The area’s bars are equally impressive. “Vitis Vineria Bottega has an insane wine list,” says Parla. “Especially if you’re accustomed to New York prices, it feels like you’re drinking these incredible Catarratto white wines and the Nerello Mascalese red wines with some age on them for free.”Many people visiting Mount Etna stay in neighboring Taormina, Sicily’s glitziest destination and home to the real White Lotus, San Domenico Palace, Taormina, A Four Seasons Hotel. Portuesi and Parla both warn that, like many tourist-driven towns, Taormina is not the best place for a memorable meal. “There is a place called Osteria Divino Rosso, which has awesome fish and great wine,” says Parla. “But you're paying way more than you should for everything.”

Where to Stay: If you choose to stay on the slopes of Mount Etna, Portuesi recommends Monaci delle Terre Nere, an authentic wine resort and working farm where you can enjoy onsite tastings. Travelers looking to experience the glamour of Taormina should book a room at Villa Sant'Andrea, A Belmond Hotel, Taormina Mare. “It’s just below town, and has a private beach,” says Portuesi. “When you want to go into Taormina, you can take a shuttle to their sister property, Grand Hotel Timeo, A Belmond Hotel, Taormina.”

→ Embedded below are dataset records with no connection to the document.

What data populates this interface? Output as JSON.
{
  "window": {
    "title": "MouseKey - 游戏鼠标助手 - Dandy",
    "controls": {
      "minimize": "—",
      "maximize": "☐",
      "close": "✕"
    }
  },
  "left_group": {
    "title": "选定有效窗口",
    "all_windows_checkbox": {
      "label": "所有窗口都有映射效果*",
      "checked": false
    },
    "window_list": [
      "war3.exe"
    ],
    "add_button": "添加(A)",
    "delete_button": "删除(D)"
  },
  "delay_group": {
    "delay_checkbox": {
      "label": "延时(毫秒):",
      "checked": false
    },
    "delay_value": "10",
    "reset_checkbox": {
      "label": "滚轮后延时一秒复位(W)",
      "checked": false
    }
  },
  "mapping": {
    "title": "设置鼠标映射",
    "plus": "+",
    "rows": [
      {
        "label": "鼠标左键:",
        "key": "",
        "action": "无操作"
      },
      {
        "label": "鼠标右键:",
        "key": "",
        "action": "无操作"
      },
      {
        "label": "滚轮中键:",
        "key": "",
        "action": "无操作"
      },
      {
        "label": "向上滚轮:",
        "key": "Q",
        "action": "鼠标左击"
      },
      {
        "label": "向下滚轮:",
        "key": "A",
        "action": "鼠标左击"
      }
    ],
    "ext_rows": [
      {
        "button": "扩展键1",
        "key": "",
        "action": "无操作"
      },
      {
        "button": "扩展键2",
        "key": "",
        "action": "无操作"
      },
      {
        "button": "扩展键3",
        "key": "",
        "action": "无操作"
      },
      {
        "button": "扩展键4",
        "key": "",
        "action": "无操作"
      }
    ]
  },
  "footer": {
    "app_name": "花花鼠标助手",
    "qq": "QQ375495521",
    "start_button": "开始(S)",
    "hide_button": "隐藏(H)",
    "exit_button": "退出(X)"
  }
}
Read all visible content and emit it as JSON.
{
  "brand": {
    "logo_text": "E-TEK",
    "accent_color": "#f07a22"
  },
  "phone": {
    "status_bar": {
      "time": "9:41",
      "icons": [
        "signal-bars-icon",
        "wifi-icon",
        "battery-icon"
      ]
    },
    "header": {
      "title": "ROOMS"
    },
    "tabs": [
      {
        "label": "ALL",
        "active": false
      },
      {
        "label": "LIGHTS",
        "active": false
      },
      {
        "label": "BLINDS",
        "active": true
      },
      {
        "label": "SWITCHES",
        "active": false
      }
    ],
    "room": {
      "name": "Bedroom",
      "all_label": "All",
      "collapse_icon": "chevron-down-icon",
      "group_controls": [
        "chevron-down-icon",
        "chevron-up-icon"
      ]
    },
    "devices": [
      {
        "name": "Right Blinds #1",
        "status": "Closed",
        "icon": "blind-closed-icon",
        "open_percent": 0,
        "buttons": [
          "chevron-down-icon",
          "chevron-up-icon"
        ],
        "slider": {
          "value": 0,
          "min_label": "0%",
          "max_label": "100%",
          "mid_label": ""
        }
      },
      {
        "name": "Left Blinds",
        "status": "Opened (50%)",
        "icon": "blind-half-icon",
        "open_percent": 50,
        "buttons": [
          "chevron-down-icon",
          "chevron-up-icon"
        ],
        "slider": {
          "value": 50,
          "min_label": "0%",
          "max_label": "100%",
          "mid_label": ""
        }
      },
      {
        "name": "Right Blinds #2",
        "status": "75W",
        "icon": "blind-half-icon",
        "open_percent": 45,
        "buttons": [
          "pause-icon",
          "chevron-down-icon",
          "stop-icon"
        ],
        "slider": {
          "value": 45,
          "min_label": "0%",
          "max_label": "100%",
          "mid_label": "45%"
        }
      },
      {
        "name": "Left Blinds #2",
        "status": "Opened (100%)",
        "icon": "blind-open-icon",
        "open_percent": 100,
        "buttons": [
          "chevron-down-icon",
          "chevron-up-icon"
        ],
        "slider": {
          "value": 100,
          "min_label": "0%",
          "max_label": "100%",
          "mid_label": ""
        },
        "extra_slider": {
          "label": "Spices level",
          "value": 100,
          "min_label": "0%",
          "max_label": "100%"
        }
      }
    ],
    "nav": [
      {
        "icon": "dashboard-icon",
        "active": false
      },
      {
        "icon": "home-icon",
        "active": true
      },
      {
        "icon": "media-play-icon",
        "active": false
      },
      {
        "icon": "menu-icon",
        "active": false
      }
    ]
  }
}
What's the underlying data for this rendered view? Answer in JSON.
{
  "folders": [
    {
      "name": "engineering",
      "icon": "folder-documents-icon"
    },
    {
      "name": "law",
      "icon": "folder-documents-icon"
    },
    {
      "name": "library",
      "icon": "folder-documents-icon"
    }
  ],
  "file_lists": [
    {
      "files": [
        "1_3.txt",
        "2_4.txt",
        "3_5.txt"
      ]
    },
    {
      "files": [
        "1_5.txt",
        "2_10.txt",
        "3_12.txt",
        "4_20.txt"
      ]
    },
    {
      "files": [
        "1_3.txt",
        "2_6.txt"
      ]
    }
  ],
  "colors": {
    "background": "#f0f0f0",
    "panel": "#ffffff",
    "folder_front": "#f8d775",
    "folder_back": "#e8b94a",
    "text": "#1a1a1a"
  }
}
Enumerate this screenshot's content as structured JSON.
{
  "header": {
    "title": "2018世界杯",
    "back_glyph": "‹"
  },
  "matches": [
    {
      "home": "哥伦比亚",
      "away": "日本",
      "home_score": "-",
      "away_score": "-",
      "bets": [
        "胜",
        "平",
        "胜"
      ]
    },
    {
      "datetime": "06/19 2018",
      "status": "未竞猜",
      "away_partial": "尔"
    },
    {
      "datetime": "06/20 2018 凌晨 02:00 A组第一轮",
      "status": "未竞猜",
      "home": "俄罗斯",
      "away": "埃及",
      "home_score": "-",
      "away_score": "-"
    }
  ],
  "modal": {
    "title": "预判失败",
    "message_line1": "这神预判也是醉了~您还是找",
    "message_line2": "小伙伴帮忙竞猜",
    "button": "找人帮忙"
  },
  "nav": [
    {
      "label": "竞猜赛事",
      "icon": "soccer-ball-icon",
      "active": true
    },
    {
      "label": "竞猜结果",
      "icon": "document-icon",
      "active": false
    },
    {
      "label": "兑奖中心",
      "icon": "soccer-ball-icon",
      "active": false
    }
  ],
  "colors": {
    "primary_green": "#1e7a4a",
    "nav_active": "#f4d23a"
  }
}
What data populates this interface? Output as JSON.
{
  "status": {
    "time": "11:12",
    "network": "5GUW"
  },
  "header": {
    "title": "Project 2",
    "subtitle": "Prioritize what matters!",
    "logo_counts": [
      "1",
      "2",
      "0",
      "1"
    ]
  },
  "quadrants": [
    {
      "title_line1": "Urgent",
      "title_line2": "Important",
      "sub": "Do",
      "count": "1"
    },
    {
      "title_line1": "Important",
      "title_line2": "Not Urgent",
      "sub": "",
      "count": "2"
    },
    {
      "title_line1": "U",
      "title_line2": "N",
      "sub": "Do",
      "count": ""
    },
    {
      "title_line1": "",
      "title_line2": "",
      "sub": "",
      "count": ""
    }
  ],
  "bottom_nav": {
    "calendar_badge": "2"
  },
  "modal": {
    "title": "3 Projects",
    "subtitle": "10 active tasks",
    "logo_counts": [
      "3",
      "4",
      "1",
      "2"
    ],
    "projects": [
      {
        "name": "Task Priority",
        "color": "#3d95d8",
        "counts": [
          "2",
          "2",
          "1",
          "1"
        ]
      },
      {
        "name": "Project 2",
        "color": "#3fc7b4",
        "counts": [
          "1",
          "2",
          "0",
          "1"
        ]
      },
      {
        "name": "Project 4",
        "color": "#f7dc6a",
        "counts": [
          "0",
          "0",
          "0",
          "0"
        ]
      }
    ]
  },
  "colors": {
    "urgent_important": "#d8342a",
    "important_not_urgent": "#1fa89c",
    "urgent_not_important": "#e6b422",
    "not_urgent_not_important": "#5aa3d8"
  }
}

Worth a Detour

Comezora/Moment/Getty Images

Western Sicily

Because the western side of Sicily outside Palermo lacks luxury properties, Portuesi recommends using the capital as your basecamp when venturing out to surrounding temples, vineyards, and other sites. First up is the nearby town of Monreale, where the towering UNESCO World Heritage cathedral ranks as one of the greatest existing examples of Norman architecture. “We love to take our clients on a private tour when it shuts down for the day, and surprise them with a private organ concerto,” says Portuesi. Other popular day trips include Marsala’s eponymous wineries, Cefalù’s sandy beaches, Segesta and Selinunte’s ancient archaeological parks, and Erice, a perfectly preserved medieval town.


History buffs may choose this city as their home in southeast Sicily rather than Noto, but it merits a stop even if you aren’t staying overnight. According to Portuesi, “Syracuse is to Sicily what New York is to the New World.” Once the largest and most important Sicilian center for the Greeks, don’t miss the Archaeological Park, Syracuse Cathedral, and Island of Ortigia historic center.

Outer Islands

If you’re able to tack on a few extra days to your vacation or have been to Sicily before, set your sights on Sicily’s Aeolian Islands, some of Italy’s greatest (and wildest) treasures. There are seven in total: Portuesi favors Salina where you’ll discover Capofaro, a “storybook magical” resort with a winery and lighthouse. For an adventure that’s further afield, look to Pantelleria, a remote volcanic island that’s closer to Africa than Sicily. There, check into Sikelia and indulge in natural mud baths, yoga sessions, and fresh seafood. “This is the kind of place where Madonna decides she wants to get away from the world and buys out the property for her and her staff for a week.”

This article was originally published on